Start of Excerpted data
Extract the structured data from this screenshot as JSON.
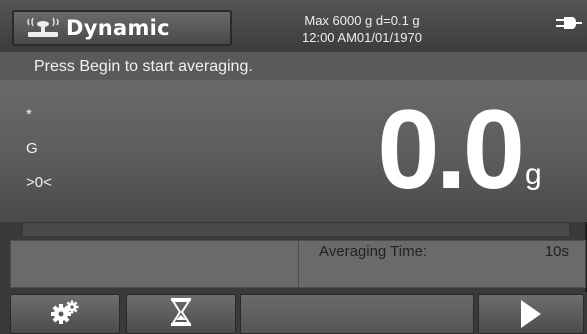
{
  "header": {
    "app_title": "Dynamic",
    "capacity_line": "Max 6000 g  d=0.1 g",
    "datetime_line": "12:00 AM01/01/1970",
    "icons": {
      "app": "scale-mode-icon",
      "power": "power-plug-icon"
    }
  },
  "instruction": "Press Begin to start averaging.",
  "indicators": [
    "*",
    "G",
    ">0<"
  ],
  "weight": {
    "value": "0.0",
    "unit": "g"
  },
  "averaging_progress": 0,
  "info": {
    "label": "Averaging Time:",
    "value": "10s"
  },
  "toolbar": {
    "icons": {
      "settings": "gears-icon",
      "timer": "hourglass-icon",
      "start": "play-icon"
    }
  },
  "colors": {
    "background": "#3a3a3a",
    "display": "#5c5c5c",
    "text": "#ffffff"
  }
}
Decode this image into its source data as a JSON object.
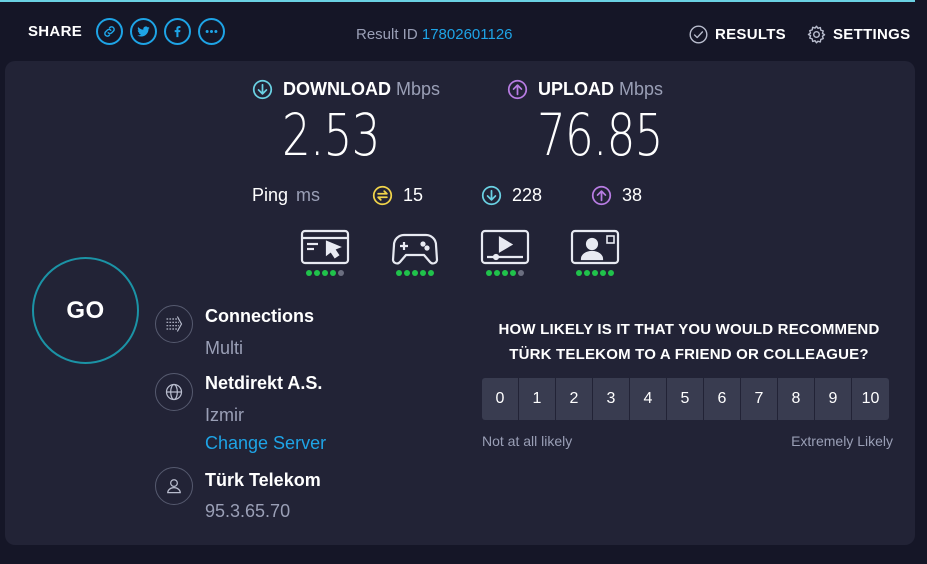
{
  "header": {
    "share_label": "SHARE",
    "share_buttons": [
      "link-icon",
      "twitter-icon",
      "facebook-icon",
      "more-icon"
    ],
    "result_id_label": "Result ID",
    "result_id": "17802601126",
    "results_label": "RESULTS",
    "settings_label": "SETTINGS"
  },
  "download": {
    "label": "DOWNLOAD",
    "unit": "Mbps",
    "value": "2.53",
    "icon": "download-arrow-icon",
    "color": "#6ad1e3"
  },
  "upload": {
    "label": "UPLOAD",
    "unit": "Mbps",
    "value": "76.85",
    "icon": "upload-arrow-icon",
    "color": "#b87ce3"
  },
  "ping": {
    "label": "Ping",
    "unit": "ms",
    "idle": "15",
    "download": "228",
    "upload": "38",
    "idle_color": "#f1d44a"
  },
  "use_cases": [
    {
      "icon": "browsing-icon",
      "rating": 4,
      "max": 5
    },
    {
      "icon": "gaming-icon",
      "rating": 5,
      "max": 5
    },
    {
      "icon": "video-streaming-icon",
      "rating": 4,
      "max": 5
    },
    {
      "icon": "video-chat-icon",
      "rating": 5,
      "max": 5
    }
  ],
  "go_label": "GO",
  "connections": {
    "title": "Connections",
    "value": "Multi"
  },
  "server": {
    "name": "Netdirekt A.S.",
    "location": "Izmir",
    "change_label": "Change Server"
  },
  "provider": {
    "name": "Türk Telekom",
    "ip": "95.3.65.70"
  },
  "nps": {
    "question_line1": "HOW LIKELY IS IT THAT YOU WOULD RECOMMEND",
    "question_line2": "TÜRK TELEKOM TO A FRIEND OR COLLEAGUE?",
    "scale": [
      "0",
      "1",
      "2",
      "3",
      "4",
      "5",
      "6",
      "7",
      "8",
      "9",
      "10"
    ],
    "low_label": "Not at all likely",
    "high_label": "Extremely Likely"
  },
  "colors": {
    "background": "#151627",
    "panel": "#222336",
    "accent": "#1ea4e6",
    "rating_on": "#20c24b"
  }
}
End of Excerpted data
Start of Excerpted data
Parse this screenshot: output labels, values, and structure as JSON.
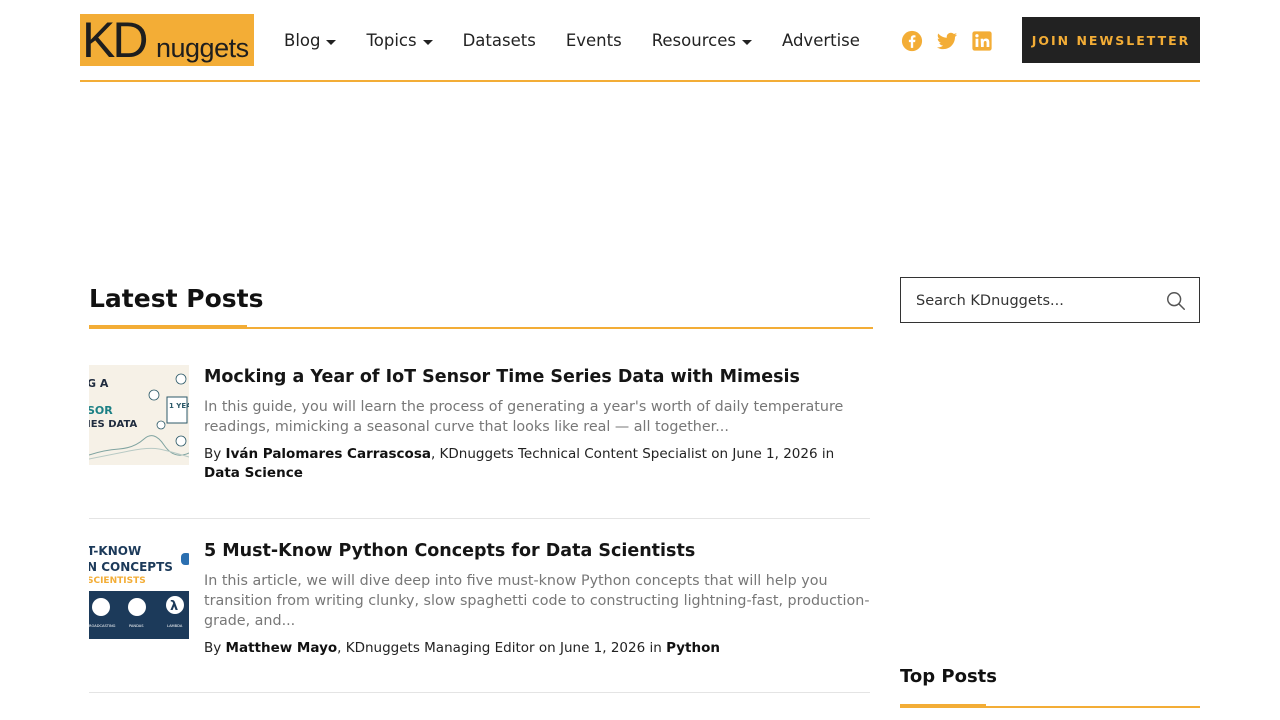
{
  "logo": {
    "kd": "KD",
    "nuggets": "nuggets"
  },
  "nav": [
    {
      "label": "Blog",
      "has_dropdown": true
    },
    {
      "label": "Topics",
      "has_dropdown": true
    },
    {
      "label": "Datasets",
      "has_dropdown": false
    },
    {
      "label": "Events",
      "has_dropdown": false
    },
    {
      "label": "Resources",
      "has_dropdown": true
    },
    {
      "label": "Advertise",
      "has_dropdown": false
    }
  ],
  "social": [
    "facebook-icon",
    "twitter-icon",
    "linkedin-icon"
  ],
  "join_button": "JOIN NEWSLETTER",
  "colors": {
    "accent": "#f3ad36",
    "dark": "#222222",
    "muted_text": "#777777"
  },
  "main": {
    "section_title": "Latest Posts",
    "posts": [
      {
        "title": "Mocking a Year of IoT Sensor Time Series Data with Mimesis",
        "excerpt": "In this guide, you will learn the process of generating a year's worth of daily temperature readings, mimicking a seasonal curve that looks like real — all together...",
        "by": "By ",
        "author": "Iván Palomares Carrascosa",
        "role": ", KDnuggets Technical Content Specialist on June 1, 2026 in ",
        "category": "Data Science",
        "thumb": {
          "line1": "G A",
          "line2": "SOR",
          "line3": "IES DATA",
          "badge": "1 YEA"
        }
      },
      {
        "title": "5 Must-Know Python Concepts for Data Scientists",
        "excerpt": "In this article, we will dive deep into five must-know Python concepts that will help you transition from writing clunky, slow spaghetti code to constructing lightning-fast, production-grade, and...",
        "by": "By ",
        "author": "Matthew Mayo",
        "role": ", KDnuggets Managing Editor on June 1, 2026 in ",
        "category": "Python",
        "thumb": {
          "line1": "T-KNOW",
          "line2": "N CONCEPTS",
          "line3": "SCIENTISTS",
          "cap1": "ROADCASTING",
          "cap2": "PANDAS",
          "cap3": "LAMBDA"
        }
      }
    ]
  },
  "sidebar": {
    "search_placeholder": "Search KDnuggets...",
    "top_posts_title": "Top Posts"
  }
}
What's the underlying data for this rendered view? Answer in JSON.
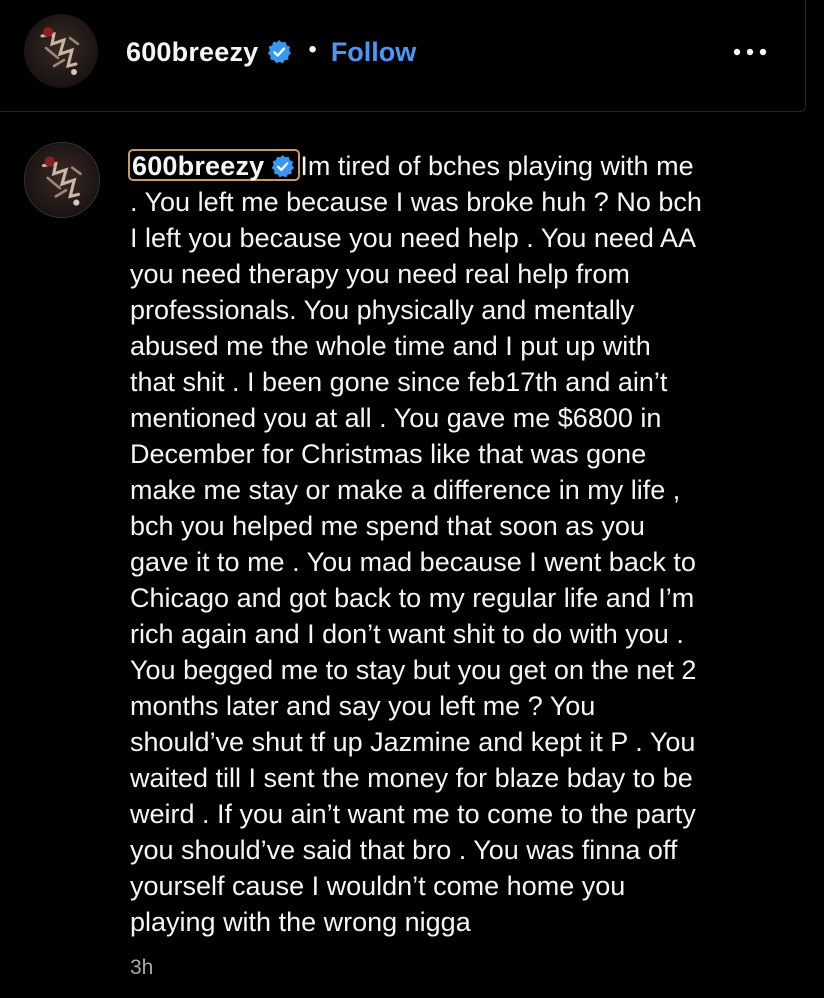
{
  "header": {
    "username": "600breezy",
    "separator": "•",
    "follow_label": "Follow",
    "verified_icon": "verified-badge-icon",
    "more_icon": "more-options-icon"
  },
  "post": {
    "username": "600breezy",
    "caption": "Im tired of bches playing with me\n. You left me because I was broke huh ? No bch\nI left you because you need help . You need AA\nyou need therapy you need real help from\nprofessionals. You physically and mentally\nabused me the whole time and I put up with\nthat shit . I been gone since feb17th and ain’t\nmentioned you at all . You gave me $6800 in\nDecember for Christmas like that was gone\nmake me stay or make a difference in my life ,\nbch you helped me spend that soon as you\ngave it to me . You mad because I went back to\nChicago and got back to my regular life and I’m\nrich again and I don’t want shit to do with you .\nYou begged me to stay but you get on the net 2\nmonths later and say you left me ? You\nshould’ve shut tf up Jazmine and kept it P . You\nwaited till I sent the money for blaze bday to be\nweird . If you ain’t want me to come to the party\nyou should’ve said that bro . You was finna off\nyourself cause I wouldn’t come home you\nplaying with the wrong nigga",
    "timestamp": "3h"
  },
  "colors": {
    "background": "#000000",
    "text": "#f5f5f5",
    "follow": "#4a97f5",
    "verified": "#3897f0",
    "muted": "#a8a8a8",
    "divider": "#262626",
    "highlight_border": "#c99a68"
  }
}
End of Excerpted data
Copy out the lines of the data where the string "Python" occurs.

        "title": "5 Must-Know Python Concepts for Data Scientists",
        "excerpt": "In this article, we will dive deep into five must-know Python concepts that will help you transition from writing clunky, slow spaghetti code to constructing lightning-fast, production-grade, and...",
        "category": "Python",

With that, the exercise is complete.